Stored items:

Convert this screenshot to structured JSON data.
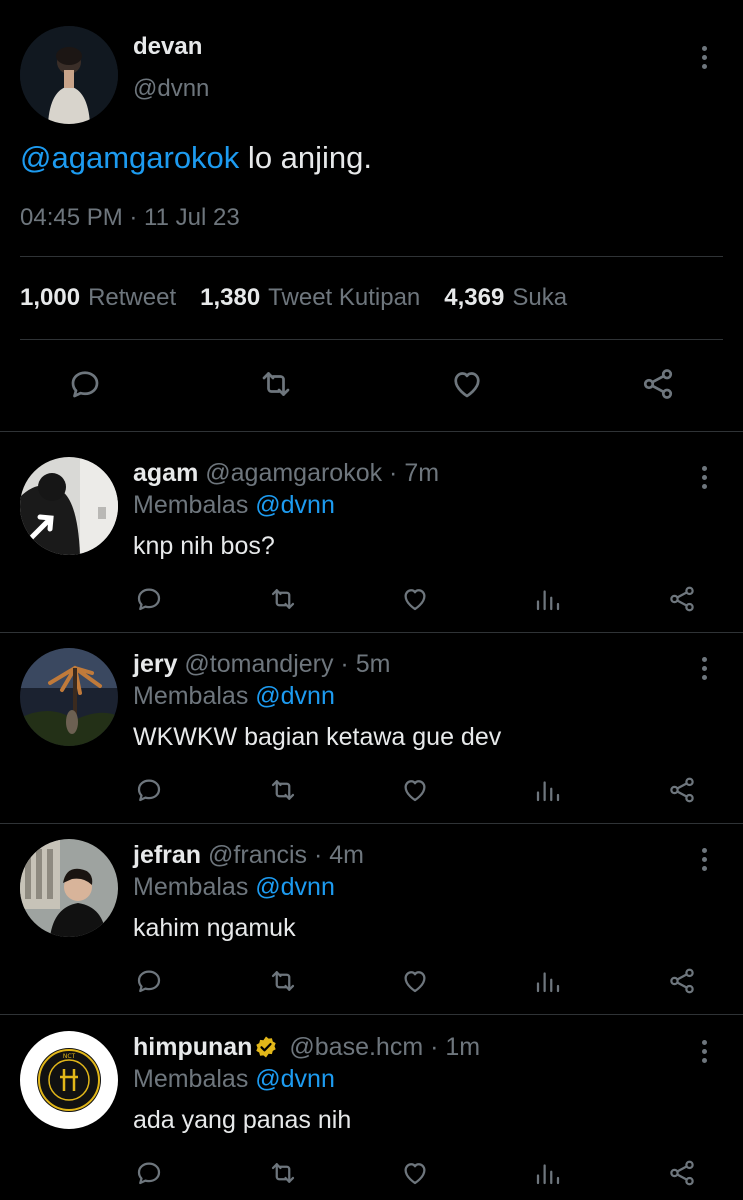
{
  "main_tweet": {
    "name": "devan",
    "handle": "@dvnn",
    "mention": "@agamgarokok",
    "text": " lo anjing.",
    "timestamp": "04:45 PM · 11 Jul 23",
    "stats": {
      "retweets_count": "1,000",
      "retweets_label": "Retweet",
      "quotes_count": "1,380",
      "quotes_label": "Tweet Kutipan",
      "likes_count": "4,369",
      "likes_label": "Suka"
    },
    "icons": [
      "reply-icon",
      "retweet-icon",
      "like-icon",
      "share-icon"
    ]
  },
  "replies": [
    {
      "name": "agam",
      "meta": " @agamgarokok · 7m",
      "replying_prefix": "Membalas ",
      "replying_to": "@dvnn",
      "text": "knp nih bos?",
      "verified": false
    },
    {
      "name": "jery",
      "meta": " @tomandjery · 5m",
      "replying_prefix": "Membalas ",
      "replying_to": "@dvnn",
      "text": "WKWKW bagian ketawa gue dev",
      "verified": false
    },
    {
      "name": "jefran",
      "meta": " @francis · 4m",
      "replying_prefix": "Membalas ",
      "replying_to": "@dvnn",
      "text": "kahim ngamuk",
      "verified": false
    },
    {
      "name": "himpunan",
      "meta": " @base.hcm · 1m",
      "replying_prefix": "Membalas ",
      "replying_to": "@dvnn",
      "text": "ada yang panas nih",
      "verified": true
    }
  ],
  "colors": {
    "background": "#000000",
    "text": "#e7e9ea",
    "muted": "#6e767d",
    "accent": "#1d9bf0",
    "verified_gold": "#e2b719",
    "divider": "#2f3336"
  }
}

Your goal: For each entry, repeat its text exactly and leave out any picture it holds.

Task solution:
Convert this screenshot to structured JSON data.
{
  "main_tweet": {
    "name": "devan",
    "handle": "@dvnn",
    "mention": "@agamgarokok",
    "text": " lo anjing.",
    "timestamp": "04:45 PM · 11 Jul 23",
    "stats": {
      "retweets_count": "1,000",
      "retweets_label": "Retweet",
      "quotes_count": "1,380",
      "quotes_label": "Tweet Kutipan",
      "likes_count": "4,369",
      "likes_label": "Suka"
    },
    "icons": [
      "reply-icon",
      "retweet-icon",
      "like-icon",
      "share-icon"
    ]
  },
  "replies": [
    {
      "name": "agam",
      "meta": " @agamgarokok · 7m",
      "replying_prefix": "Membalas ",
      "replying_to": "@dvnn",
      "text": "knp nih bos?",
      "verified": false
    },
    {
      "name": "jery",
      "meta": " @tomandjery · 5m",
      "replying_prefix": "Membalas ",
      "replying_to": "@dvnn",
      "text": "WKWKW bagian ketawa gue dev",
      "verified": false
    },
    {
      "name": "jefran",
      "meta": " @francis · 4m",
      "replying_prefix": "Membalas ",
      "replying_to": "@dvnn",
      "text": "kahim ngamuk",
      "verified": false
    },
    {
      "name": "himpunan",
      "meta": " @base.hcm · 1m",
      "replying_prefix": "Membalas ",
      "replying_to": "@dvnn",
      "text": "ada yang panas nih",
      "verified": true
    }
  ],
  "colors": {
    "background": "#000000",
    "text": "#e7e9ea",
    "muted": "#6e767d",
    "accent": "#1d9bf0",
    "verified_gold": "#e2b719",
    "divider": "#2f3336"
  }
}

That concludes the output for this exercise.